Secondly, we want to enhance resilience to external pressures and shocks.
COVID has taught us some hard lessons about not being prepared.
And climate change is affecting our region right now – displacing communities, endangering food and water supplies, damaging vital infrastructure.
How we plan and prepare for future disasters, and how we build resilience – especially in developing and fragile countries – has consequences for all the nations in our region.
Australian NGOs are key to this – many of your organisations are already working to build resilience in our region.
A great example of this is our Water for Women Fund which has been successfully running 20 water, sanitation and hygiene programs in 15 Indo-Pacific countries for the past five years.
DFAT has worked with the ten NGO partners that deliver WASH programs to re-engineer these programs to be climate resilient.
I am pleased to say that, today, I can confirm we are committing an extra $36 million to this fund, bringing our total to almost $155 million.
The third focus area of our new policy is connecting partners with Australia and regional architecture.
Australia has many strengths, including the power of our economy, institutions, culture and expertise.
Recipients of our scholarships return to their communities with a first-class qualification and strong networks in Australia.
Our labour mobility programs allow workers from the Pacific and Timor-Leste to gain skills, experience and a decent income, which supports their families and communities.
As the Foreign Minister said recently in New York, Australians want to be better, more involved, and more helpful members of the Pacific family.
A successful development program also requires partnerships at the regional level, built upon shared interests and a shared vision.
Take for example our comprehensive strategic partnership with ASEAN.
Every day, Australians and their ASEAN counterparts work on issues from climate change, renewable energy and health security to education, infrastructure and economic growth.

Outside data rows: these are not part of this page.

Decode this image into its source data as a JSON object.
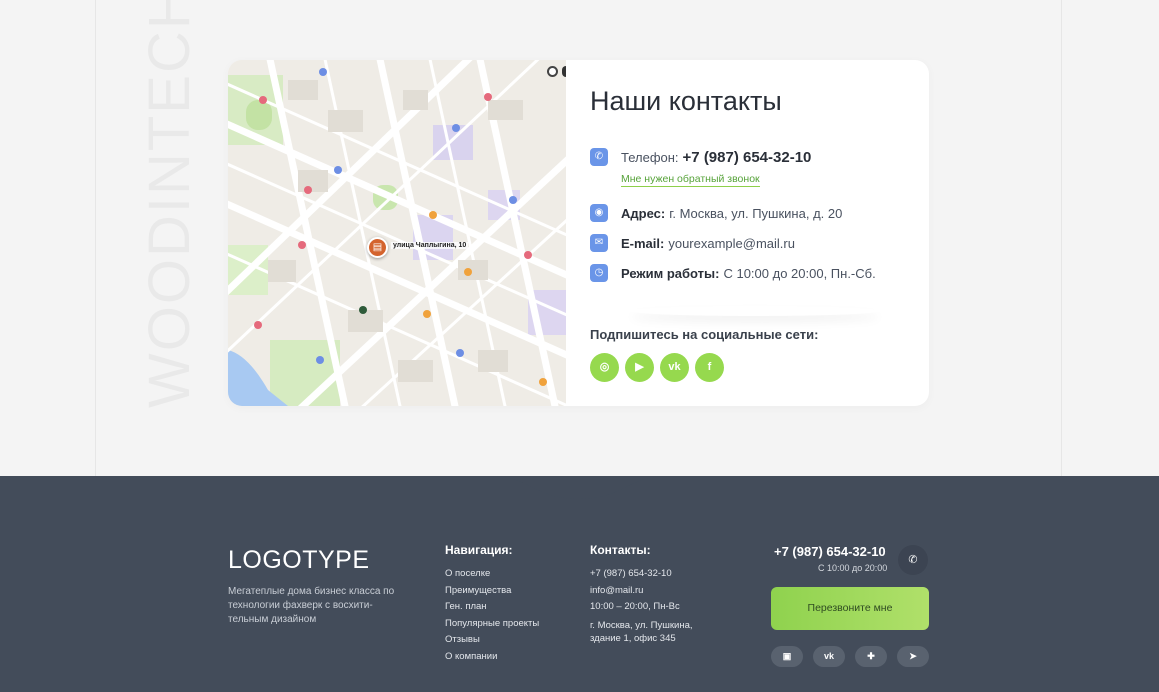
{
  "watermark": "WOODINTECH",
  "map": {
    "pin_label": "улица Чаплыгина, 10"
  },
  "contacts": {
    "title": "Наши контакты",
    "phone_label": "Телефон:",
    "phone_value": "+7 (987) 654-32-10",
    "callback_link": "Мне нужен обратный звонок",
    "address_label": "Адрес:",
    "address_value": "г. Москва, ул. Пушкина, д. 20",
    "email_label": "E-mail:",
    "email_value": "yourexample@mail.ru",
    "hours_label": "Режим работы:",
    "hours_value": "С 10:00 до 20:00, Пн.-Сб.",
    "social_title": "Подпишитесь на социальные сети:",
    "social": [
      "instagram",
      "youtube",
      "vk",
      "facebook"
    ]
  },
  "footer": {
    "logo": "LOGOTYPE",
    "tagline": "Мегатеплые дома бизнес класса по технологии фахверк с восхити-тельным дизайном",
    "nav_title": "Навигация:",
    "nav_items": [
      "О поселке",
      "Преимущества",
      "Ген. план",
      "Популярные проекты",
      "Отзывы",
      "О компании"
    ],
    "contacts_title": "Контакты:",
    "contact_items": [
      "+7 (987) 654-32-10",
      "info@mail.ru",
      "10:00 – 20:00, Пн-Вс",
      "г. Москва, ул. Пушкина, здание 1, офис 345"
    ],
    "phone": "+7 (987) 654-32-10",
    "hours": "С 10:00 до 20:00",
    "cta": "Перезвоните мне",
    "social": [
      "youtube",
      "vk",
      "plus",
      "telegram"
    ]
  },
  "colors": {
    "accent": "#96d94e",
    "footer_bg": "#434c5a",
    "icon_blue": "#6a95e8"
  }
}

This work makes a tangible contribution to a more stable, prosperous region that is respectful of sovereignty.
The fourth and final area of focus is generating collective action on global challenges that impact our region.
Global challenges require effective global cooperation.

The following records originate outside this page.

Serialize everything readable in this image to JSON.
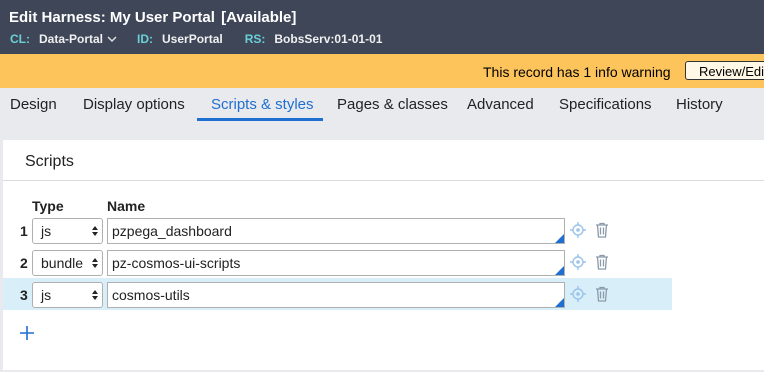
{
  "header": {
    "edit": "Edit",
    "title": "Harness: My User Portal",
    "status": "[Available]",
    "cl_label": "CL:",
    "cl_value": "Data-Portal",
    "id_label": "ID:",
    "id_value": "UserPortal",
    "rs_label": "RS:",
    "rs_value": "BobsServ:01-01-01"
  },
  "warning": {
    "text": "This record has 1 info warning",
    "button": "Review/Edit"
  },
  "tabs": [
    {
      "label": "Design"
    },
    {
      "label": "Display options"
    },
    {
      "label": "Scripts & styles"
    },
    {
      "label": "Pages & classes"
    },
    {
      "label": "Advanced"
    },
    {
      "label": "Specifications"
    },
    {
      "label": "History"
    }
  ],
  "active_tab": "Scripts & styles",
  "scripts": {
    "title": "Scripts",
    "col_type": "Type",
    "col_name": "Name",
    "rows": [
      {
        "num": "1",
        "type": "js",
        "name": "pzpega_dashboard"
      },
      {
        "num": "2",
        "type": "bundle",
        "name": "pz-cosmos-ui-scripts"
      },
      {
        "num": "3",
        "type": "js",
        "name": "cosmos-utils"
      }
    ]
  },
  "colors": {
    "header_bg": "#3f4658",
    "warning_bg": "#fdc45c",
    "accent": "#1f6fd1",
    "row_highlight": "#d8eef8"
  }
}
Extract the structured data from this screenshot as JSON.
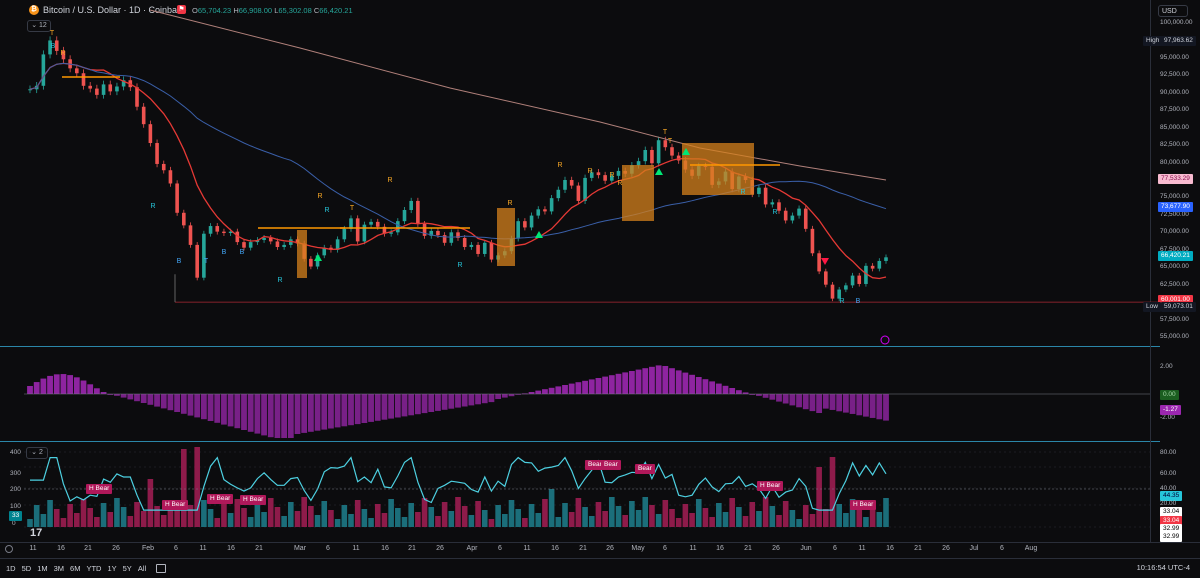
{
  "header": {
    "symbol_logo": "₿",
    "title": "Bitcoin / U.S. Dollar · 1D · Coinbase",
    "open_label": "O",
    "open": "65,704.23",
    "high_label": "H",
    "high": "66,908.00",
    "low_label": "L",
    "low": "65,302.08",
    "close_label": "C",
    "close": "66,420.21",
    "indicator_pill": "12",
    "indicator_pill2": "2",
    "currency": "USD"
  },
  "price_axis": {
    "ticks": [
      "100,000.00",
      "97,500.00",
      "95,000.00",
      "92,500.00",
      "90,000.00",
      "87,500.00",
      "85,000.00",
      "82,500.00",
      "80,000.00",
      "77,500.00",
      "75,000.00",
      "72,500.00",
      "70,000.00",
      "67,500.00",
      "65,000.00",
      "62,500.00",
      "60,000.00",
      "57,500.00",
      "55,000.00"
    ],
    "high_label": "High",
    "high_value": "97,963.62",
    "low_label": "Low",
    "low_value": "59,073.01",
    "badge_1": "77,533.29",
    "badge_2": "73,677.90",
    "badge_3": "66,420.21",
    "badge_4": "60,001.00"
  },
  "macd_axis": {
    "ticks": [
      "2.00",
      "-2.00"
    ],
    "badge_zero": "0.00",
    "badge_value": "-1.27"
  },
  "volume_axis": {
    "left_ticks": [
      "400",
      "300",
      "200",
      "100",
      "0"
    ],
    "right_ticks": [
      "80.00",
      "60.00",
      "40.00",
      "20.00"
    ],
    "badge_1": "44.35",
    "badge_2": "33.04",
    "badge_3": "33.04",
    "badge_4": "32.99",
    "badge_5": "32.99",
    "badge_left": "33"
  },
  "annotations": {
    "bear_labels": [
      "H Bear",
      "H Bear",
      "H Bear",
      "H Bear",
      "Bear",
      "Bear",
      "Bear",
      "H Bear",
      "H Bear"
    ]
  },
  "x_axis": {
    "ticks": [
      "11",
      "16",
      "21",
      "26",
      "Feb",
      "6",
      "11",
      "16",
      "21",
      "Mar",
      "6",
      "11",
      "16",
      "21",
      "26",
      "Apr",
      "6",
      "11",
      "16",
      "21",
      "26",
      "May",
      "6",
      "11",
      "16",
      "21",
      "26",
      "Jun",
      "6",
      "11",
      "16",
      "21",
      "26",
      "Jul",
      "6",
      "Aug"
    ]
  },
  "bottom_bar": {
    "ranges": [
      "1D",
      "5D",
      "1M",
      "3M",
      "6M",
      "YTD",
      "1Y",
      "5Y",
      "All"
    ],
    "clock": "10:16:54 UTC-4"
  },
  "colors": {
    "bull": "#26a69a",
    "bear": "#ef5350",
    "ema_red": "#e53935",
    "ema_blue": "#3a5fa8",
    "ma_pink": "#b0807a",
    "macd": "#9c27b0",
    "cyan": "#4dd0e1"
  },
  "chart_data": {
    "type": "candlestick",
    "y_range": [
      55000,
      100000
    ],
    "marker_letters": [
      "T",
      "R",
      "B",
      "T",
      "R",
      "R",
      "B",
      "R",
      "R",
      "T",
      "R",
      "B",
      "R",
      "R",
      "R",
      "T",
      "T",
      "R",
      "R",
      "R",
      "R",
      "B",
      "R",
      "R",
      "B"
    ]
  }
}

Multilateral partners are a critical complement to what Australia does through our bilateral and regional programs.
They provide technical expertise and sustainable finance on a large scale in the Indo-Pacific.
They have the presence and the legitimacy to work on sensitive issues in places where we sometimes find it harder to operate.
They broker international agreements and monitor adherence to them – the rules-based order that underpins stability, security and prosperity in our region.
So, we will continue to invest in global cooperation that contributes to a better, fairer and more equitable world.
These are the key areas we are focusing on as we develop our new international development policy.
This is the start of a conversation.
It's vital that we hear from as many experts and partners as possible – including those attending this conference today.
We've called for public submissions and will be holding discussions across a broad spectrum of stakeholders − from civil society, thought leaders and the private sector.
We will listen to and respect the perspectives of our partners in the Pacific and Southeast Asia, and seek their ideas on how we should work together.
We will consider options to improve our toolkit, including the findings of the DFAT-led Development Finance Review.
We will ensure the new policy has a robust performance and delivery framework to promote effectiveness, transparency and accountability.
We will also be working closely with DFAT on capability and leadership to ensure that it is a world-class development agency, equipped to deliver a development program for the 21st century.
Our new development cooperation policy will set the long-term direction and ambition for Australia's international development program.
I look forward to hearing your perspectives in the coming months.
Thank you to the ACFID team for pulling this event together and thank you for your commitment to a better, fairer region for all of us.
- Minister's office: (02) 6277 7840
- DFAT Media Liaison: (02) 6261 1555